• Required work: In the records below, find each line with the word "Malaysia" and copy it.

• Data items:
● ● ● ● ●

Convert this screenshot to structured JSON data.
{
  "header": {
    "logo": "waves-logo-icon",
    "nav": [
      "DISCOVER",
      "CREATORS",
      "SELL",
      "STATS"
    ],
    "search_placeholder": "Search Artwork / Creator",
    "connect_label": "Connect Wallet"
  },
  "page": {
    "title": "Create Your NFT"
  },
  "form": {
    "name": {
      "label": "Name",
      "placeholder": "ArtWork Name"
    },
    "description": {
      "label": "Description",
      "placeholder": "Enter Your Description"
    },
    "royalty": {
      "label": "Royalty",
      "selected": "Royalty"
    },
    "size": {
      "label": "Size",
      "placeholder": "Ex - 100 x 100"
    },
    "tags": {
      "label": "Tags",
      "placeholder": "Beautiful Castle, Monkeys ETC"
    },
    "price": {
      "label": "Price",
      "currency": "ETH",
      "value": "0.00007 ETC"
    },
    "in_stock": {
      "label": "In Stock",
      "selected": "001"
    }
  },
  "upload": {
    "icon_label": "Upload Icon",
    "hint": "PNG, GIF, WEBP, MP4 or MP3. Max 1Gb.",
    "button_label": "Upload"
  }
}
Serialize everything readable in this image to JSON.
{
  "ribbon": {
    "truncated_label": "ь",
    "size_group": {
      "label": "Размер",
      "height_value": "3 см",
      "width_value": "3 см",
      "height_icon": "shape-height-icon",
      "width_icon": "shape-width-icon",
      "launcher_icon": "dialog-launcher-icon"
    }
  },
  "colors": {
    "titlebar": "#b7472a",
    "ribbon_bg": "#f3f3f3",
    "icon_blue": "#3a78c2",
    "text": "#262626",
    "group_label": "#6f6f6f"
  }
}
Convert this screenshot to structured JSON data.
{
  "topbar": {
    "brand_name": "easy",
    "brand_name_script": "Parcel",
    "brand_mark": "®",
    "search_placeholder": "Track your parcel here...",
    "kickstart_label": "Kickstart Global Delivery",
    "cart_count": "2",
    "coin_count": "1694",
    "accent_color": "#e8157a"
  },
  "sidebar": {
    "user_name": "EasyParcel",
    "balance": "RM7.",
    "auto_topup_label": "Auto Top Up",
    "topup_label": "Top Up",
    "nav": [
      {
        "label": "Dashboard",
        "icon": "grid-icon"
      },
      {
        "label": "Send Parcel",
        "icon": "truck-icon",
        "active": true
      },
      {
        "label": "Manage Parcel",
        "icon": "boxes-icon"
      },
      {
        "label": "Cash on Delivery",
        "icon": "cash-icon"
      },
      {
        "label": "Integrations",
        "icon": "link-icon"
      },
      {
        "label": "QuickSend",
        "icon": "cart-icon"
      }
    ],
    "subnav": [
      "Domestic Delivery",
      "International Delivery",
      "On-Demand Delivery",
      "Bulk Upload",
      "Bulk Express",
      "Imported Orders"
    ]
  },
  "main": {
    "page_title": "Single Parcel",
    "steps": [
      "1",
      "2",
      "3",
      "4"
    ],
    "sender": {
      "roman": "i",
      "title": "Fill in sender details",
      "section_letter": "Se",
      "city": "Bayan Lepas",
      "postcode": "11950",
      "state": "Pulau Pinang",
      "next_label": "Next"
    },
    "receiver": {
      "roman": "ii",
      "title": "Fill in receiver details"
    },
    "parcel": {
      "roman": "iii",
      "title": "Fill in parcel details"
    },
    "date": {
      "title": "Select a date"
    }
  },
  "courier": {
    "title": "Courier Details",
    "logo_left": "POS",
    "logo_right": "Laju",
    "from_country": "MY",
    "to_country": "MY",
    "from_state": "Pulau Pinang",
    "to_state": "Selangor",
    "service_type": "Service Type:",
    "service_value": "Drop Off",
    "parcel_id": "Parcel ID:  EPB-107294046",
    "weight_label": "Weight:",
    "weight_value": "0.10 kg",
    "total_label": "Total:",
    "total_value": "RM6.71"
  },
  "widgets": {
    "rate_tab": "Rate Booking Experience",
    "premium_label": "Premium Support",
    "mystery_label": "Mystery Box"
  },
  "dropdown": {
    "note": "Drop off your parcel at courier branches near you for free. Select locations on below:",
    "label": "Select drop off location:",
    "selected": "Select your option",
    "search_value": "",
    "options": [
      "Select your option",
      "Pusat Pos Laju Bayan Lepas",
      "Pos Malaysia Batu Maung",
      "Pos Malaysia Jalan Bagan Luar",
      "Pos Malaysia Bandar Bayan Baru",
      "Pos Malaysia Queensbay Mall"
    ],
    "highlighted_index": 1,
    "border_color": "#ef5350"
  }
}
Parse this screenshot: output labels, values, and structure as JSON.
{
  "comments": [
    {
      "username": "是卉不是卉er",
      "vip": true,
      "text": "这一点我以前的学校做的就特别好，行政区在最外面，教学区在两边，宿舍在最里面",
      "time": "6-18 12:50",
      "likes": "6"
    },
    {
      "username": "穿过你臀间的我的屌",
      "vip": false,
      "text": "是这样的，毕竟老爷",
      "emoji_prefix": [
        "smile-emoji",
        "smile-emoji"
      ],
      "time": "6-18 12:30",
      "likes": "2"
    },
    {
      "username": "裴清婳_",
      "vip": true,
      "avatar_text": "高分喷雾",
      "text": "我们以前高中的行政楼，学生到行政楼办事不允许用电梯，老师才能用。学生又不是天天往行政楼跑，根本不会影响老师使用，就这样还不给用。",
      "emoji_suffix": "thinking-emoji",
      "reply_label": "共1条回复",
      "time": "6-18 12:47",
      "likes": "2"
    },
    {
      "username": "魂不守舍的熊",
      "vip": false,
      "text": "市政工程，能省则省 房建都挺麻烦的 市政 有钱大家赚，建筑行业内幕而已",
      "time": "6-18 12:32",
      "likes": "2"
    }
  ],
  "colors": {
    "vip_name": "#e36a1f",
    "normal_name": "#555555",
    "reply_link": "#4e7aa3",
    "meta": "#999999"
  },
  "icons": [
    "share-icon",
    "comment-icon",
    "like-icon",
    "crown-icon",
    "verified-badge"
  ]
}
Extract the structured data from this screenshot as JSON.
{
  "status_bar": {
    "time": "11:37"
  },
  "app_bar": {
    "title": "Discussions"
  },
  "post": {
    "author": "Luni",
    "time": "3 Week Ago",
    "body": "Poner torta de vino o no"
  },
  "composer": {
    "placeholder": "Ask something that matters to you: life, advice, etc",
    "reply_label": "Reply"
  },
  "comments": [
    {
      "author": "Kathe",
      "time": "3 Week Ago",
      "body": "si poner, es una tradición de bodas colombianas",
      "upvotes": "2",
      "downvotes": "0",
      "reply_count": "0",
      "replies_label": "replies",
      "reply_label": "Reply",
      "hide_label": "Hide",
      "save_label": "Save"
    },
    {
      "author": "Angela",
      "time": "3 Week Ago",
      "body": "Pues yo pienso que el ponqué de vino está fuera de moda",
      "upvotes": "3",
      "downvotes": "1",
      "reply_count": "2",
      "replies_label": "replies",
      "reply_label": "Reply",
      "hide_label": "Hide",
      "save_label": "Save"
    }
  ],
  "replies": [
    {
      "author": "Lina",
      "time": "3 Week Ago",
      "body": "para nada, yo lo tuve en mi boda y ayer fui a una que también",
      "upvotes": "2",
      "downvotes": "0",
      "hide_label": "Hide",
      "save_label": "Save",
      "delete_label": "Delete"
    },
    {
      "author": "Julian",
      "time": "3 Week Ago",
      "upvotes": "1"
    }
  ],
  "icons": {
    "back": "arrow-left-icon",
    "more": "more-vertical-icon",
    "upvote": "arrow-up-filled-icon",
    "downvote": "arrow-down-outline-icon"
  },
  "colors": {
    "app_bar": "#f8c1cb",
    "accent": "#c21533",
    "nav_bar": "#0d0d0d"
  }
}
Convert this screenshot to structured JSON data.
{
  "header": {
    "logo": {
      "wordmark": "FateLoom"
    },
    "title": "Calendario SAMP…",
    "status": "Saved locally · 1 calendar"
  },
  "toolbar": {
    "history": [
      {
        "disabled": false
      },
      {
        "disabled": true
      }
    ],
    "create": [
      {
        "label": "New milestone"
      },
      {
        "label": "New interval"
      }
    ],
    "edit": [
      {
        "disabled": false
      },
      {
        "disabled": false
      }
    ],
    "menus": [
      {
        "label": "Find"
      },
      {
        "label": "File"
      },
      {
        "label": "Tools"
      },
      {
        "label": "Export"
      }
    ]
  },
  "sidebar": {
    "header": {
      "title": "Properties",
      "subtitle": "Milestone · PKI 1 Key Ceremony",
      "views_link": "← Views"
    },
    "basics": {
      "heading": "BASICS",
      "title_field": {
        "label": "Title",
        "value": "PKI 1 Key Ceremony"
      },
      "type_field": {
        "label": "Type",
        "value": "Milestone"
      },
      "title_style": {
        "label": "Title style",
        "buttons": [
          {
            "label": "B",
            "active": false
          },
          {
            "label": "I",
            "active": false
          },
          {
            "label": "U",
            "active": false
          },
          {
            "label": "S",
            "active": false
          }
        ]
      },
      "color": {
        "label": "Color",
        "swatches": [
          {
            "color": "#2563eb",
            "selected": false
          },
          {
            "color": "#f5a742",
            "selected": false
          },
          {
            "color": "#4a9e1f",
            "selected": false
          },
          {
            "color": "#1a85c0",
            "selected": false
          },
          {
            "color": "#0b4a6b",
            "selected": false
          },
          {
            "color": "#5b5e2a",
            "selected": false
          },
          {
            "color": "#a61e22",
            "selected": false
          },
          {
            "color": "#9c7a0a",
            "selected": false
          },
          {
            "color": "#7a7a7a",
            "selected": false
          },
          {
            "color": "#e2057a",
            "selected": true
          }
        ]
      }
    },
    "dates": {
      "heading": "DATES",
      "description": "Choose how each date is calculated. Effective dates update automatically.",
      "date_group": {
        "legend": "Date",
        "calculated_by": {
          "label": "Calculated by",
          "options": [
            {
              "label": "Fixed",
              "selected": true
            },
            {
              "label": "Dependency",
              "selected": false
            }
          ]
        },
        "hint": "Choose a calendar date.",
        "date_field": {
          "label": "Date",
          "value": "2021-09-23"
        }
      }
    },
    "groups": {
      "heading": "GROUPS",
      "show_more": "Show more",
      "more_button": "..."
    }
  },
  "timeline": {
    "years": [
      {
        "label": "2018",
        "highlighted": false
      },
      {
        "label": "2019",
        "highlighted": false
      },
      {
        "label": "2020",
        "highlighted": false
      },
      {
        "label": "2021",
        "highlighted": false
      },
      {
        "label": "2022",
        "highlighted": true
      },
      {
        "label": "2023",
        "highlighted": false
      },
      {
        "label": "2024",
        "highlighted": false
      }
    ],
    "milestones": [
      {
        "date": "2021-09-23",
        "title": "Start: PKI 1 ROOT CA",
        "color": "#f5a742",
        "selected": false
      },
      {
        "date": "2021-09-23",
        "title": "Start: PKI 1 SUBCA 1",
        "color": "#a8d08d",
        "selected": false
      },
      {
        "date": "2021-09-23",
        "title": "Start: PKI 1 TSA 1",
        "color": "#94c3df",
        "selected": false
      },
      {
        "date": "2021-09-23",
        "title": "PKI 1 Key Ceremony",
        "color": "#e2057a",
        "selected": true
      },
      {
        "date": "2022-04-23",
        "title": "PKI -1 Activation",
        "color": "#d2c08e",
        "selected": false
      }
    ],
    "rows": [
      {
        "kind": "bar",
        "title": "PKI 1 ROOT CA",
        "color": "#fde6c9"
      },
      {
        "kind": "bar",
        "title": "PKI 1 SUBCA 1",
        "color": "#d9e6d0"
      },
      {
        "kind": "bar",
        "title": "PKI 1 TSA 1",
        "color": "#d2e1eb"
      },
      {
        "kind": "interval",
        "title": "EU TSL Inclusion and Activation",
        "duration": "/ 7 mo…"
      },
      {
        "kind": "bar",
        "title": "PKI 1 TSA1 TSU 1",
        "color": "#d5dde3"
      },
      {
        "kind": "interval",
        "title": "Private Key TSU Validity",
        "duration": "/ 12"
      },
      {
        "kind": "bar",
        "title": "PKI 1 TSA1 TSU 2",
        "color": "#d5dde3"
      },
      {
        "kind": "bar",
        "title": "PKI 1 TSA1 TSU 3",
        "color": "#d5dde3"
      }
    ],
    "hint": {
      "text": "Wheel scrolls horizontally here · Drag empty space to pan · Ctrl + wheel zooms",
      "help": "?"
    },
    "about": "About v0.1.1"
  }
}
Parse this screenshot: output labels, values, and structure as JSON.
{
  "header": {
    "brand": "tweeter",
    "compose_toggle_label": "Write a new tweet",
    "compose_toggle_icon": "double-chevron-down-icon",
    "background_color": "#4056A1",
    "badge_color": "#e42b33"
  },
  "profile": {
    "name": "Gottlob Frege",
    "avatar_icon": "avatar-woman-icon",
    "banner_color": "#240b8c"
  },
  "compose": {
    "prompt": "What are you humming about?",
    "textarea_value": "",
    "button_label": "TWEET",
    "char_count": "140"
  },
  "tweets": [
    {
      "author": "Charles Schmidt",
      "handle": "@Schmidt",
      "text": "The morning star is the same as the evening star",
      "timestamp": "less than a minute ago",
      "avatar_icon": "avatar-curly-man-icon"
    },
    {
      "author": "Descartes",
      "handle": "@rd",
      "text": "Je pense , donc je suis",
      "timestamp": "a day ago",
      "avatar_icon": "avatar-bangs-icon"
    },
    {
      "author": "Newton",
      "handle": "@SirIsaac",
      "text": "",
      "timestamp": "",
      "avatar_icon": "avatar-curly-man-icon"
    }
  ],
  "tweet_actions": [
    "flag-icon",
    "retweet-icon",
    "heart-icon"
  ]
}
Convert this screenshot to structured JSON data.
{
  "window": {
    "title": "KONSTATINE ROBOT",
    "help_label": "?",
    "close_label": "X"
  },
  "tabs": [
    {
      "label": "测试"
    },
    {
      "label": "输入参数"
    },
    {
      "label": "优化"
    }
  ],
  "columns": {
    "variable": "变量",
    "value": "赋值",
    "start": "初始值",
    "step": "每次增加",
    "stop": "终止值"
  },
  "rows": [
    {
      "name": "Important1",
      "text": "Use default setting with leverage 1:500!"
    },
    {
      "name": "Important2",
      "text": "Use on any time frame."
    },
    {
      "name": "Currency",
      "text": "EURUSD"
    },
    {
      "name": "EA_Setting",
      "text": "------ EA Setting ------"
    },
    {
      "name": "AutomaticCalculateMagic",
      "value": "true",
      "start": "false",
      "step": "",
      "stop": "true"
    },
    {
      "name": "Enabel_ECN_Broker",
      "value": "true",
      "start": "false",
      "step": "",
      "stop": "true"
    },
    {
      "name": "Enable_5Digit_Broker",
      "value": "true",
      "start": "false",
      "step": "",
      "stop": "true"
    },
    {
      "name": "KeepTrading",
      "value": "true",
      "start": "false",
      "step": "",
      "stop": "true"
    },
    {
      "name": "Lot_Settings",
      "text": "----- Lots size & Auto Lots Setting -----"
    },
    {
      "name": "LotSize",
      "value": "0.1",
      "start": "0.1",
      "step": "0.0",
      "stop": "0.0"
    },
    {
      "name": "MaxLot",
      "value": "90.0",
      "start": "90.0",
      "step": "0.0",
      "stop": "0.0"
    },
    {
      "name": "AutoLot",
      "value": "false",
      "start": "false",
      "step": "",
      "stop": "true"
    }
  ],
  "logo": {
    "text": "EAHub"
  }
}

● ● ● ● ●

• Response for this exercise:
      "Pos Malaysia Batu Maung",
      "Pos Malaysia Jalan Bagan Luar",
      "Pos Malaysia Bandar Bayan Baru",
      "Pos Malaysia Queensbay Mall"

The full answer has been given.